Keith Phipps
For years, when Martin Scorsese talked about upcoming projects, the talk always turned to an adaption of Nick Tosches’ Dean Martin biography Dino: Living High In The Dirty Business Of Dreams. Tom Hanks would have played Martin. He played him on Saturday Night Live, and casting an actor to refine a character that began as a caricature fit perfectly with the themes Tosches explores in his book, which considers the many layers of performance involved in stardom. The book portrays how much of one’s self one must give up to create a public persona, how hard it can be to sustain it, and how it’s sometimes harder still to walk away from it all. Cameras were ready to roll on a script Scorsese developed with Goodfellas screenwriter Nicholas Pileggi. But they never did. 

Vadim Rizov

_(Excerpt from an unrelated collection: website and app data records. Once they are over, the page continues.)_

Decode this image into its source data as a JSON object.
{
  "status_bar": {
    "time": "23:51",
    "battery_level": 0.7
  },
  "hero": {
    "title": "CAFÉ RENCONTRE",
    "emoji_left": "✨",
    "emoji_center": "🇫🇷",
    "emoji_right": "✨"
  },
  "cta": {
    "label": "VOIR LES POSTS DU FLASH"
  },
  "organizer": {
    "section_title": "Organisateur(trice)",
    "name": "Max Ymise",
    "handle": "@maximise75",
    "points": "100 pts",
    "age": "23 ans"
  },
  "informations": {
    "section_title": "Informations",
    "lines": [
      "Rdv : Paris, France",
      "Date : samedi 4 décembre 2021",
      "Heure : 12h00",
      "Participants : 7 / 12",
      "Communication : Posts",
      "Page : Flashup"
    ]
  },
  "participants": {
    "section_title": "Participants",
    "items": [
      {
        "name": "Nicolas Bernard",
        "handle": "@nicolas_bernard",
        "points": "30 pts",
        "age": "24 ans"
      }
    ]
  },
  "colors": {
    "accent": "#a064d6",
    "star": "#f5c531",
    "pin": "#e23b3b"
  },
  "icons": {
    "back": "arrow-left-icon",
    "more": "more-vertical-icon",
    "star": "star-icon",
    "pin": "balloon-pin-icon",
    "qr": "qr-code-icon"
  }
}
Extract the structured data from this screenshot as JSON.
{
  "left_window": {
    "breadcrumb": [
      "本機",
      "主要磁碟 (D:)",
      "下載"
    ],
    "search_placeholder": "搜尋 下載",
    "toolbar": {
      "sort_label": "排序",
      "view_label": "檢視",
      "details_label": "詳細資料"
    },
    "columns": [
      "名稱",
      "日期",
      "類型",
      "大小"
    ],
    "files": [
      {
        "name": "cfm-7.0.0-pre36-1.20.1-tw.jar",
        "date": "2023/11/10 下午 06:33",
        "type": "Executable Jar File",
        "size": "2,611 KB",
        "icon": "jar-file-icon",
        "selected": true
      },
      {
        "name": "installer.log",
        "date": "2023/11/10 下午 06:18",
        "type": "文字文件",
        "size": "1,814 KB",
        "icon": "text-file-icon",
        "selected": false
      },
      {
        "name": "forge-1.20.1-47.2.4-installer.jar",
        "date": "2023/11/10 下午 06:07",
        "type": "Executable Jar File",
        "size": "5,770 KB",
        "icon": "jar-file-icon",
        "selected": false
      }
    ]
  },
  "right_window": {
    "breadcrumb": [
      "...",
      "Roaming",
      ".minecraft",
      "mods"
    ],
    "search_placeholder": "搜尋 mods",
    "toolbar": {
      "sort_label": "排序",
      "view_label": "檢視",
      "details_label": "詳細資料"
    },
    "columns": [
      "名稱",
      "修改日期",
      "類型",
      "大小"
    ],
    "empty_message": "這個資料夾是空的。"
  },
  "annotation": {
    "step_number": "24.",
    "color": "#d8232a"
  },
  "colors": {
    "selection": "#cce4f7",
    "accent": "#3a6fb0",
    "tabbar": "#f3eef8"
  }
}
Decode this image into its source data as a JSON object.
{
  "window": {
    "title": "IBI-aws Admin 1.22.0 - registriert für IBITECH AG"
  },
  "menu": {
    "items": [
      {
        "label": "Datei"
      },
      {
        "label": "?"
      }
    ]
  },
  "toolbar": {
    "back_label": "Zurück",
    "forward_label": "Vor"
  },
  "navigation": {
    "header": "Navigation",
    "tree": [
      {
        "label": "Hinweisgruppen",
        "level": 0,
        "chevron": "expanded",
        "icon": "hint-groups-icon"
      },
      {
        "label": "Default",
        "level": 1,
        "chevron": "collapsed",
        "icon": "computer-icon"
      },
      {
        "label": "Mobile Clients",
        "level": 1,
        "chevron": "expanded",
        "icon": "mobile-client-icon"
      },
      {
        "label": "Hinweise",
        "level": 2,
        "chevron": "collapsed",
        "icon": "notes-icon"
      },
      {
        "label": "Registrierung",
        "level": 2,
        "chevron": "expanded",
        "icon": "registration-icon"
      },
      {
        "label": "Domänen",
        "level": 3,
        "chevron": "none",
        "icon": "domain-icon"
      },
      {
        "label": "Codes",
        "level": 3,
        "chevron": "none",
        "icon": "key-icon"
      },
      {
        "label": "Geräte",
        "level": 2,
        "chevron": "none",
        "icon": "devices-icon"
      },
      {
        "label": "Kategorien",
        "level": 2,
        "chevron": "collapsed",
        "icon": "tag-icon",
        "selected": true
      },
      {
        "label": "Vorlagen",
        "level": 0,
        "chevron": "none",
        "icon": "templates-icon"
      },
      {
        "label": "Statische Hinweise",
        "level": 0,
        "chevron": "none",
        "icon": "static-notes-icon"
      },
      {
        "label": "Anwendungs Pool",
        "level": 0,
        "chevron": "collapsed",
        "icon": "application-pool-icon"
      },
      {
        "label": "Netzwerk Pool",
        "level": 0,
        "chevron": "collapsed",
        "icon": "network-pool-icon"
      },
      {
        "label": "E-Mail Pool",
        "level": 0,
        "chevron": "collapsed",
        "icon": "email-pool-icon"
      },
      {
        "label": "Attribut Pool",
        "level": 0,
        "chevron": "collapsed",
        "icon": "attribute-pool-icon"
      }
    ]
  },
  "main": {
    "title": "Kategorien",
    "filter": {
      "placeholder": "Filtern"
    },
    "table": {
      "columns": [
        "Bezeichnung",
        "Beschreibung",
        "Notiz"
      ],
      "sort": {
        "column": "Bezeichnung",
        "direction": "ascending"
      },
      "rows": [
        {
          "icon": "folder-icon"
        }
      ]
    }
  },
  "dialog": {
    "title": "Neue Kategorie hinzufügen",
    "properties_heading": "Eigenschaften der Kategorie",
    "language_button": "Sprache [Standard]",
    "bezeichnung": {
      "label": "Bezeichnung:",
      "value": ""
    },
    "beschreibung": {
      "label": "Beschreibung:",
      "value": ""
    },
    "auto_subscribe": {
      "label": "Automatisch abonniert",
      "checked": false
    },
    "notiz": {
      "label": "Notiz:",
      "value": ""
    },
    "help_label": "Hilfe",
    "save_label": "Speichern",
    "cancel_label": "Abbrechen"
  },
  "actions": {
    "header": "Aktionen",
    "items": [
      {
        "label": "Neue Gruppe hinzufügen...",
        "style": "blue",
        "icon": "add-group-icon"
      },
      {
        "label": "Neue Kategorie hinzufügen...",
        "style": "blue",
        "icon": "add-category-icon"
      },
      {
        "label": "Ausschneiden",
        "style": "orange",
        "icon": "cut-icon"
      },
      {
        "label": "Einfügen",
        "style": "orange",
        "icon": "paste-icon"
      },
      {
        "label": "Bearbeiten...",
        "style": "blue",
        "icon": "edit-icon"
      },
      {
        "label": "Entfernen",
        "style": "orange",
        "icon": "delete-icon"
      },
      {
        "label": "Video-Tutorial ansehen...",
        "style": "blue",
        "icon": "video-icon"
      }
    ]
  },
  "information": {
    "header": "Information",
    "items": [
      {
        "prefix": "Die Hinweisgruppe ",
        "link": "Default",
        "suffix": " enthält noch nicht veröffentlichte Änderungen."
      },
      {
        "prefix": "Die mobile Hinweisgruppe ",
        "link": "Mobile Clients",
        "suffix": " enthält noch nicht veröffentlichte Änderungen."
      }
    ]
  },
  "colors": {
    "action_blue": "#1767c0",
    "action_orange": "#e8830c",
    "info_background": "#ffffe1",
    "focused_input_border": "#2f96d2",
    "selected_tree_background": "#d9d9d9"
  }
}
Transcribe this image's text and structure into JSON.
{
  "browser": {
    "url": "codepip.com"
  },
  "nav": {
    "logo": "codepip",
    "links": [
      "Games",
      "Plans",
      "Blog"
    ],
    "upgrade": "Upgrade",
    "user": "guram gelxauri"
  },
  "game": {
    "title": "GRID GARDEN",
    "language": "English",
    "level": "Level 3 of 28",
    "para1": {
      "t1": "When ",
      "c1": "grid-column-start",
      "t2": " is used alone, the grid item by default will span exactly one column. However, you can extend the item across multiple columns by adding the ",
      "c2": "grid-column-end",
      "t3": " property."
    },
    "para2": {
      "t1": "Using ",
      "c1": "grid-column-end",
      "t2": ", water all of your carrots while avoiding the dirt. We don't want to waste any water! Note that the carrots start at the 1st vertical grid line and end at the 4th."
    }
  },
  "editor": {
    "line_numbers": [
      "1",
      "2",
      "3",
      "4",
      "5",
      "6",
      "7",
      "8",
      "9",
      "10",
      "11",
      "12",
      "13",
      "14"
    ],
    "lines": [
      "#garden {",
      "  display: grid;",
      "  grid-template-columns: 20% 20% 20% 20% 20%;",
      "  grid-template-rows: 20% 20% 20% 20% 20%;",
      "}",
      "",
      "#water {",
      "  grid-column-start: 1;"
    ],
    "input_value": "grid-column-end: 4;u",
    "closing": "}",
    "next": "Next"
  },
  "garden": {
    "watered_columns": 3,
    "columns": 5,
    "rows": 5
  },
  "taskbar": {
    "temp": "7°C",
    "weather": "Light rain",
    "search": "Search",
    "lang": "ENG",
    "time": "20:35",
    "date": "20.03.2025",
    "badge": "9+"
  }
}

There was good reason to be initially excited for T.I.’s new album last year. It was to be called King Uncaged, and T.I. promised it would have the impact of Tupac’s All Eyez On Me. The cover depicted T.I. sitting on a throne, with a lion behind him. (He originally wanted to shut down Times Square for the photo session, but the city of New York wouldn’t let the lion into the area.) It was going to be an aggressively self-hyping album: “some songs I talk about me being the shit on every level,” T.I. promised. And while it’s doubtful he would’ve dropped something as iconic as Eyez, T.I. is so good at being self-aggrandizing that this seemed like a guaranteed monolith of fun swagger. But then T.I. had to go and violate his parole and go back to jail, and a cocky album became No Mercy, a whiny series of overwrought confessionals, and easily his worst album. Somewhere, King Uncaged is, uh, caged until T.I. performs enough public acts of contrition; it’s doubtful it’ll ever be exhumed.